Monday, October 04, 2021 / 10:58 AM / by CSL Research / Header Image Credit: Guardian NG
According to the recent data on key industry fundamentals published by the Nigerian Communications Commission (NCC), the total number of broadband subscriptions grew by 3.0% m/m to 78.3m in August 2021 but declined by 5.3% y/y. Similarly, broadband penetration snail-paced to 41.0% in August 2021 from 39.8% in July 2021 but lower than 43.3% in August 2020. Notably, since the government's directive on the NIN-SIM linkage in December 2020, the broadband penetration rate has been on a freefall, from 45.02% in December 2020 to a low of 39.6% in May 2021. This was also evident in the reported numbers of the telecom operators, even as the largest operator, MTN Nigeria, witnessed a decline in mobile subscribers and active data users in H1 2021 by 9.9% and 0.3%, respectively, relative to December 2020.
While the pandemic strained many sectors, the telecommunications sector proved to be the silver lining. The increased adoption of digital channels for telecommuting and social interactions was positive for the sector, resulting in increased broadband penetration to a peak of 45.9% in October 2020 from 37.8% as of December 2019. This further supported the quest to attain a digital economy amidst several efforts made by the government. However, due to the regulatory restrictions placed on new SIM sales and activation, the narrative changed, and penetration rate became slower than anticipated. Though the restrictions have been lifted, the ongoing SIM-NIN integration process appears to be a clog in the wheel of the Minister of Communications and Digital Economy's announced plan to achieve 50% by the end of 2021.

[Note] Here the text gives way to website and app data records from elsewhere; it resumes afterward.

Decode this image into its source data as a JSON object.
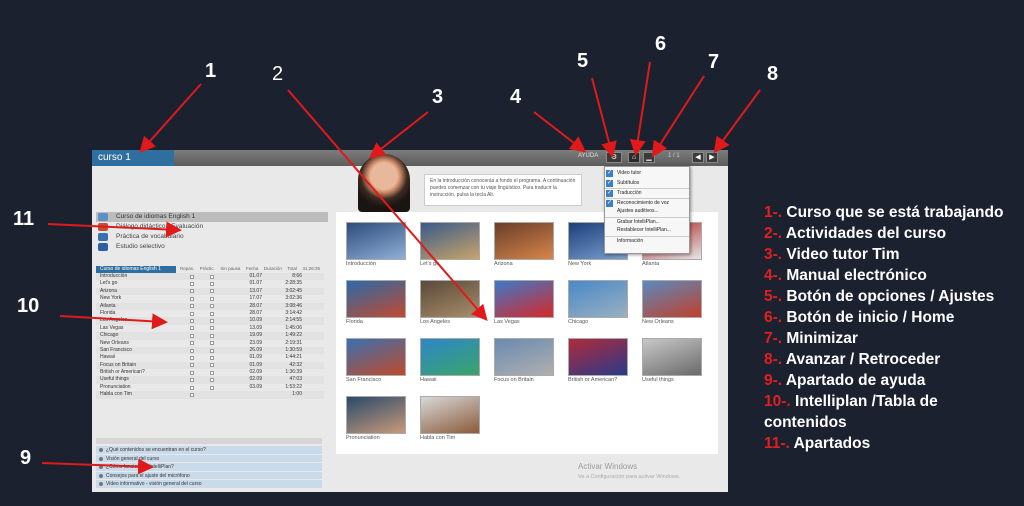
{
  "app": {
    "course_tab": "curso 1",
    "help_label": "AYUDA",
    "page_counter": "1 / 1",
    "gear_glyph": "⚙",
    "home_glyph": "⌂",
    "min_glyph": "▁",
    "prev_glyph": "◀",
    "next_glyph": "▶",
    "intro_text": "En la introducción conocerás a fondo el programa. A continuación puedes comenzar con tu viaje lingüístico. Para traducir la instrucción, pulsa la tecla Alt.",
    "options_menu": [
      {
        "label": "Video tutor",
        "checked": true
      },
      {
        "label": "Subtítulos",
        "checked": true
      },
      {
        "label": "Traducción",
        "checked": true
      },
      {
        "label": "Reconocimiento de voz",
        "checked": true
      },
      {
        "label": "Ajustes auditivos...",
        "checked": false
      },
      {
        "label": "Grabar IntelliPlan...",
        "checked": false
      },
      {
        "label": "Restablecer IntelliPlan...",
        "checked": false
      },
      {
        "label": "Información",
        "checked": false
      }
    ],
    "sections": [
      {
        "label": "Curso de idiomas English 1",
        "active": true,
        "color": "#5a8fc7"
      },
      {
        "label": "Diálogo didáctico · Evaluación",
        "active": false,
        "color": "#c0503a"
      },
      {
        "label": "Práctica de vocabulario",
        "active": false,
        "color": "#3a6fb0"
      },
      {
        "label": "Estudio selectivo",
        "active": false,
        "color": "#2e5f9f"
      }
    ],
    "toc_headers": [
      "Repas.",
      "Práctic.",
      "Sin pausa",
      "Fecha",
      "Duración",
      "Total"
    ],
    "toc_title": "Curso de idiomas English 1",
    "toc_total_header": "31:26:35",
    "toc_rows": [
      {
        "name": "Introducción",
        "date": "01.07",
        "time": "8:66"
      },
      {
        "name": "Let's go",
        "date": "01.07",
        "time": "2:28:35"
      },
      {
        "name": "Arizona",
        "date": "13.07",
        "time": "3:02:45"
      },
      {
        "name": "New York",
        "date": "17.07",
        "time": "3:02:36"
      },
      {
        "name": "Atlanta",
        "date": "28.07",
        "time": "3:08:46"
      },
      {
        "name": "Florida",
        "date": "28.07",
        "time": "3:14:42"
      },
      {
        "name": "Los Angeles",
        "date": "10.09",
        "time": "2:14:55"
      },
      {
        "name": "Las Vegas",
        "date": "13.09",
        "time": "1:45:06"
      },
      {
        "name": "Chicago",
        "date": "19.09",
        "time": "1:49:22"
      },
      {
        "name": "New Orleans",
        "date": "23.09",
        "time": "2:19:31"
      },
      {
        "name": "San Francisco",
        "date": "26.09",
        "time": "1:30:59"
      },
      {
        "name": "Hawaii",
        "date": "01.09",
        "time": "1:44:21"
      },
      {
        "name": "Focus on Britain",
        "date": "01.09",
        "time": "42:32"
      },
      {
        "name": "British or American?",
        "date": "02.09",
        "time": "1:36:39"
      },
      {
        "name": "Useful things",
        "date": "02.09",
        "time": "47:03"
      },
      {
        "name": "Pronunciation",
        "date": "03.09",
        "time": "1:53:22"
      },
      {
        "name": "Habla con Tim",
        "date": "",
        "time": "1:00"
      }
    ],
    "help_items": [
      "¿Qué contenidos se encuentran en el curso?",
      "Visión general del curso",
      "¿Cómo funciona el IntelliPlan?",
      "Consejos para el ajuste del micrófono",
      "Video informativo - visión general del curso"
    ],
    "thumbnails": [
      {
        "caption": "Introducción",
        "colors": [
          "#2d4c7a",
          "#8fb0d8"
        ]
      },
      {
        "caption": "Let's go",
        "colors": [
          "#3a5a8a",
          "#c9a46a"
        ]
      },
      {
        "caption": "Arizona",
        "colors": [
          "#6a3d2a",
          "#d8864a"
        ]
      },
      {
        "caption": "New York",
        "colors": [
          "#1c3f7a",
          "#7aa0d0"
        ]
      },
      {
        "caption": "Atlanta",
        "colors": [
          "#b02020",
          "#e6e6e6"
        ]
      },
      {
        "caption": "Florida",
        "colors": [
          "#2a6aa8",
          "#c24a30"
        ]
      },
      {
        "caption": "Los Angeles",
        "colors": [
          "#5a4a3a",
          "#a88e6a"
        ]
      },
      {
        "caption": "Las Vegas",
        "colors": [
          "#3a7ac8",
          "#d8282a"
        ]
      },
      {
        "caption": "Chicago",
        "colors": [
          "#4a88c8",
          "#9ab0c0"
        ]
      },
      {
        "caption": "New Orleans",
        "colors": [
          "#5a8ac0",
          "#c0402a"
        ]
      },
      {
        "caption": "San Francisco",
        "colors": [
          "#3a70b0",
          "#c04a2a"
        ]
      },
      {
        "caption": "Hawaii",
        "colors": [
          "#2f86c8",
          "#3aa46a"
        ]
      },
      {
        "caption": "Focus on Britain",
        "colors": [
          "#6a8ab0",
          "#b0b0b0"
        ]
      },
      {
        "caption": "British or American?",
        "colors": [
          "#b02a3a",
          "#2a3a8a"
        ]
      },
      {
        "caption": "Useful things",
        "colors": [
          "#c8c8c8",
          "#6a6a6a"
        ]
      },
      {
        "caption": "Pronunciation",
        "colors": [
          "#2a4a6a",
          "#c89a7a"
        ]
      },
      {
        "caption": "Habla con Tim",
        "colors": [
          "#d8d8d8",
          "#8a5a3a"
        ]
      }
    ],
    "activate_title": "Activar Windows",
    "activate_sub": "Ve a Configuración para activar Windows."
  },
  "callout_numbers": [
    "1",
    "2",
    "3",
    "4",
    "5",
    "6",
    "7",
    "8",
    "9",
    "10",
    "11"
  ],
  "legend": [
    {
      "key": "1-.",
      "text": " Curso que se está trabajando"
    },
    {
      "key": "2-.",
      "text": " Actividades del curso"
    },
    {
      "key": "3-.",
      "text": " Video tutor Tim"
    },
    {
      "key": "4-.",
      "text": " Manual electrónico"
    },
    {
      "key": "5-.",
      "text": " Botón de opciones / Ajustes"
    },
    {
      "key": "6-.",
      "text": " Botón de inicio / Home"
    },
    {
      "key": "7-.",
      "text": " Minimizar"
    },
    {
      "key": "8-.",
      "text": "  Avanzar / Retroceder"
    },
    {
      "key": "9-.",
      "text": "  Apartado de ayuda"
    },
    {
      "key": "10-.",
      "text": " Intelliplan /Tabla de contenidos"
    },
    {
      "key": "11-.",
      "text": " Apartados"
    }
  ],
  "arrow_color": "#e01a1a"
}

The SIM-NIN integration is imperative to enhance national security, but unless the process becomes seamless for subscribers, achieving a 50% broad penetration in 2021 may be a cold day in July. Last week, the government announced that the deadline for the integration exercise will be 31 October 2021. Based on information from the National Identity Management Commission (NIMC), at least 140 million Nigerians are yet to enroll for the NIN, indicating that the government may be forced to extend the deadline as most of the population will be denied services should the October deadline remain in place.